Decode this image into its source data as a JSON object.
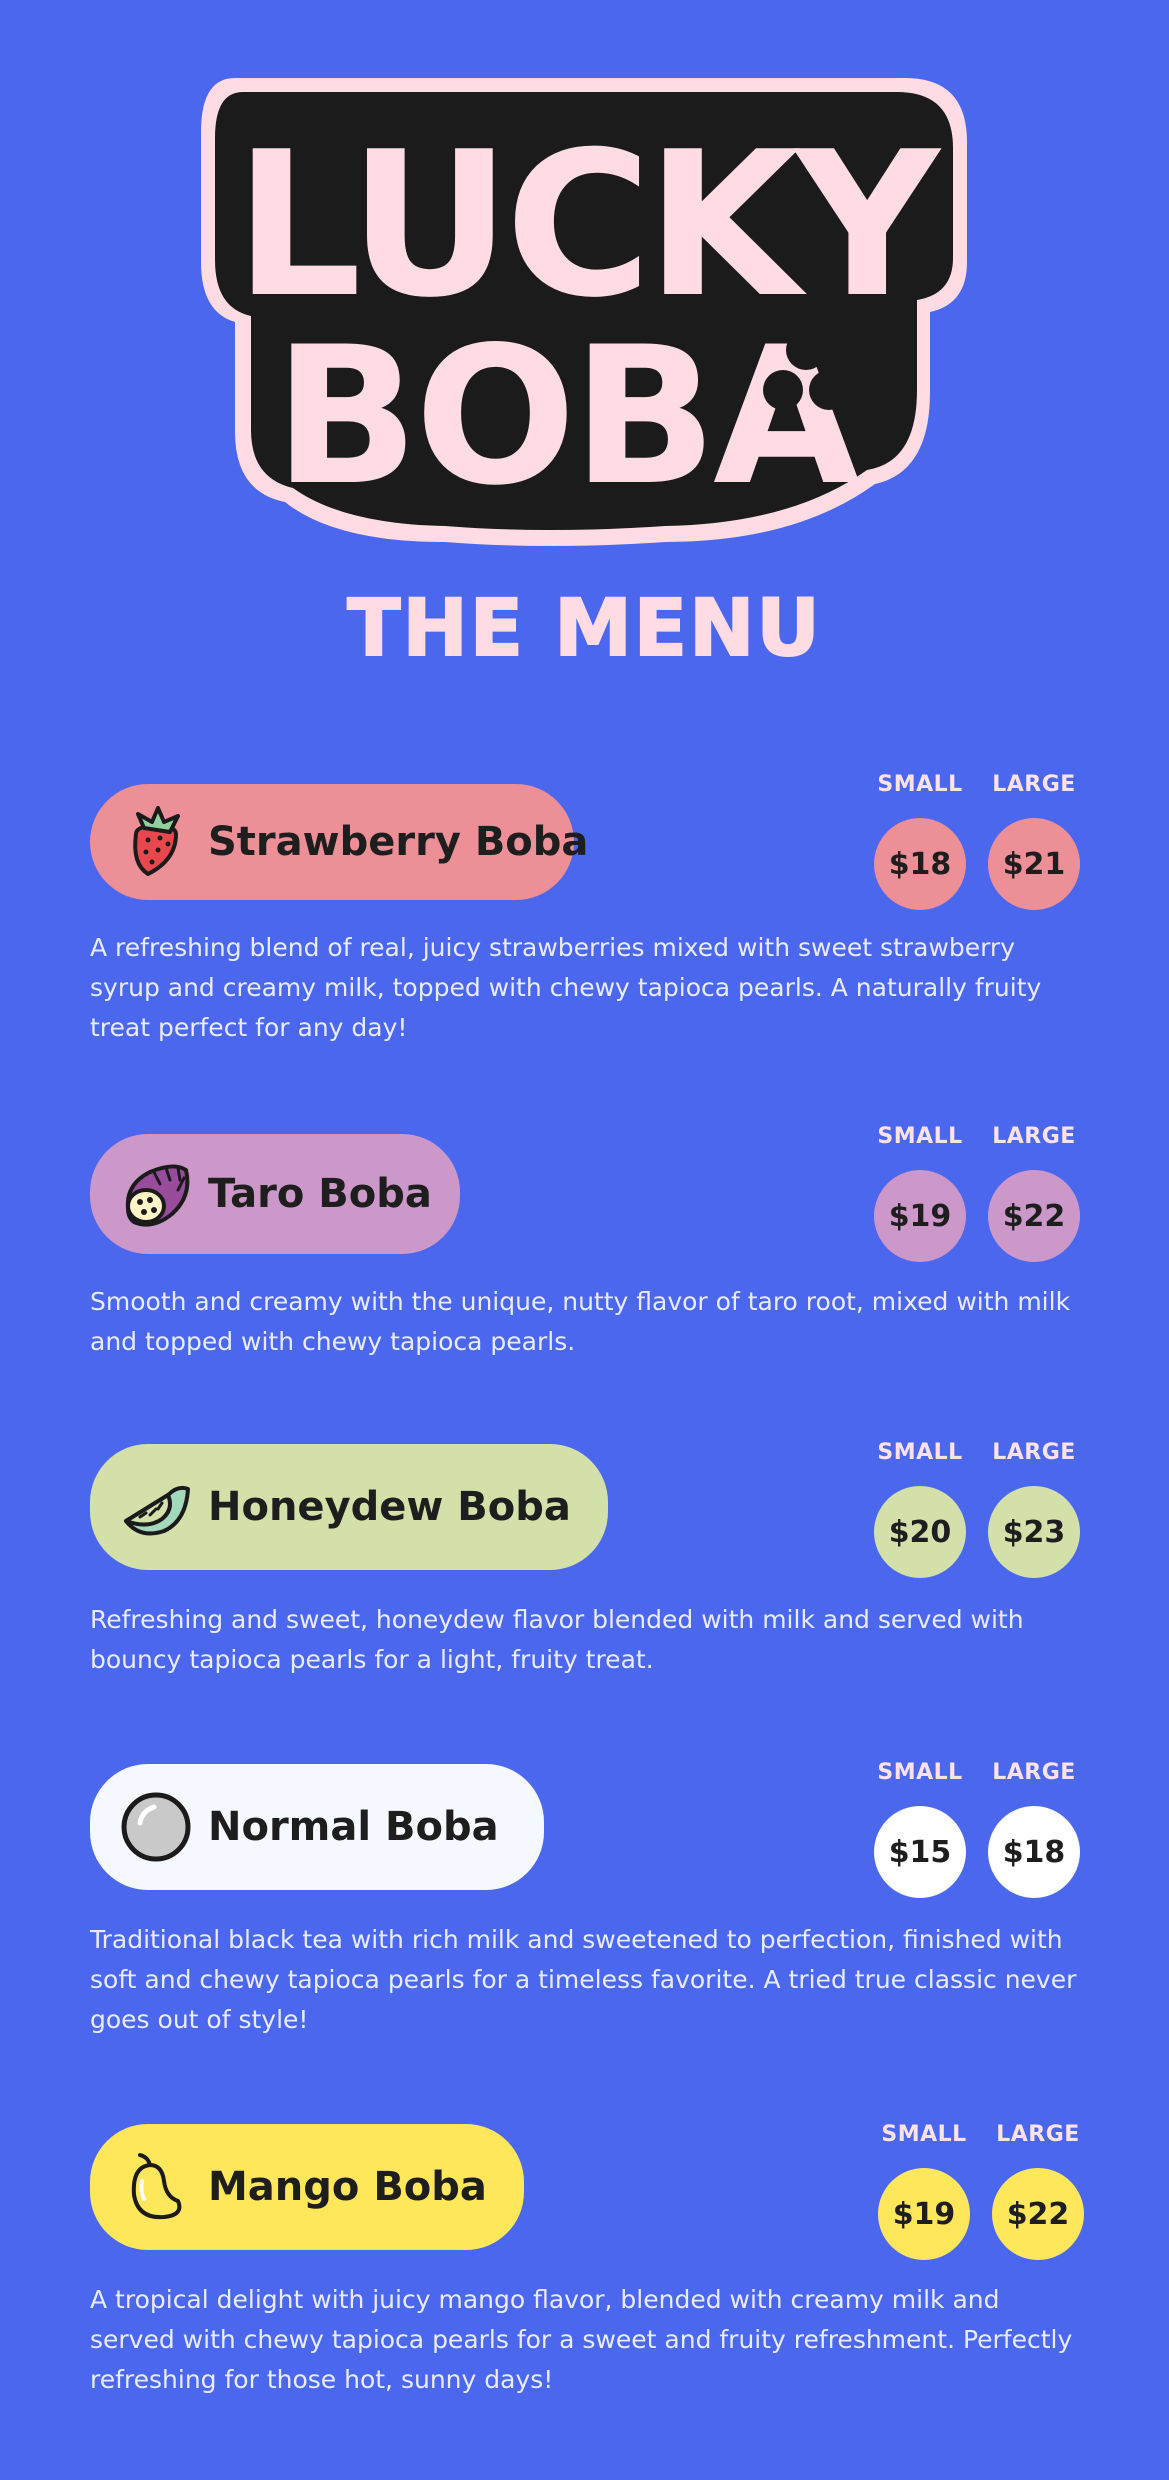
{
  "logo": {
    "line1": "LUCKY",
    "line2": "BOBA"
  },
  "menu_title": "THE MENU",
  "size_labels": {
    "small": "SMALL",
    "large": "LARGE"
  },
  "items": [
    {
      "name": "Strawberry Boba",
      "icon": "strawberry-icon",
      "color": "#ec8f97",
      "price_small": "$18",
      "price_large": "$21",
      "description": "A refreshing blend of real, juicy strawberries mixed with sweet strawberry syrup and creamy milk, topped with chewy tapioca pearls. A naturally fruity treat perfect for any day!"
    },
    {
      "name": "Taro Boba",
      "icon": "taro-icon",
      "color": "#cc98c9",
      "price_small": "$19",
      "price_large": "$22",
      "description": "Smooth and creamy with the unique, nutty flavor of taro root, mixed with milk and topped with chewy tapioca pearls."
    },
    {
      "name": "Honeydew Boba",
      "icon": "honeydew-icon",
      "color": "#d4e0a9",
      "price_small": "$20",
      "price_large": "$23",
      "description": "Refreshing and sweet, honeydew flavor blended with milk and served with bouncy tapioca pearls for a light, fruity treat."
    },
    {
      "name": "Normal Boba",
      "icon": "boba-pearl-icon",
      "color": "#f5f9ff",
      "price_small": "$15",
      "price_large": "$18",
      "description": "Traditional black tea with rich milk and sweetened to perfection, finished with soft and chewy tapioca pearls for a timeless favorite. A tried true classic never goes out of style!"
    },
    {
      "name": "Mango Boba",
      "icon": "mango-icon",
      "color": "#ffe75c",
      "price_small": "$19",
      "price_large": "$22",
      "description": "A tropical delight with juicy mango flavor, blended with creamy milk and served with chewy tapioca pearls for a sweet and fruity refreshment. Perfectly refreshing for those hot, sunny days!"
    }
  ],
  "colors": {
    "background": "#4a67ee",
    "logo_fill": "#ffdbe4",
    "logo_outline": "#1b1b1b"
  }
}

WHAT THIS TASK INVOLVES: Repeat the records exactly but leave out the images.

RESPONSE TO THE TASK:
Decode this image into its source data as a JSON object.
{
  "logo": {
    "line1": "LUCKY",
    "line2": "BOBA"
  },
  "menu_title": "THE MENU",
  "size_labels": {
    "small": "SMALL",
    "large": "LARGE"
  },
  "items": [
    {
      "name": "Strawberry Boba",
      "icon": "strawberry-icon",
      "color": "#ec8f97",
      "price_small": "$18",
      "price_large": "$21",
      "description": "A refreshing blend of real, juicy strawberries mixed with sweet strawberry syrup and creamy milk, topped with chewy tapioca pearls. A naturally fruity treat perfect for any day!"
    },
    {
      "name": "Taro Boba",
      "icon": "taro-icon",
      "color": "#cc98c9",
      "price_small": "$19",
      "price_large": "$22",
      "description": "Smooth and creamy with the unique, nutty flavor of taro root, mixed with milk and topped with chewy tapioca pearls."
    },
    {
      "name": "Honeydew Boba",
      "icon": "honeydew-icon",
      "color": "#d4e0a9",
      "price_small": "$20",
      "price_large": "$23",
      "description": "Refreshing and sweet, honeydew flavor blended with milk and served with bouncy tapioca pearls for a light, fruity treat."
    },
    {
      "name": "Normal Boba",
      "icon": "boba-pearl-icon",
      "color": "#f5f9ff",
      "price_small": "$15",
      "price_large": "$18",
      "description": "Traditional black tea with rich milk and sweetened to perfection, finished with soft and chewy tapioca pearls for a timeless favorite. A tried true classic never goes out of style!"
    },
    {
      "name": "Mango Boba",
      "icon": "mango-icon",
      "color": "#ffe75c",
      "price_small": "$19",
      "price_large": "$22",
      "description": "A tropical delight with juicy mango flavor, blended with creamy milk and served with chewy tapioca pearls for a sweet and fruity refreshment. Perfectly refreshing for those hot, sunny days!"
    }
  ],
  "colors": {
    "background": "#4a67ee",
    "logo_fill": "#ffdbe4",
    "logo_outline": "#1b1b1b"
  }
}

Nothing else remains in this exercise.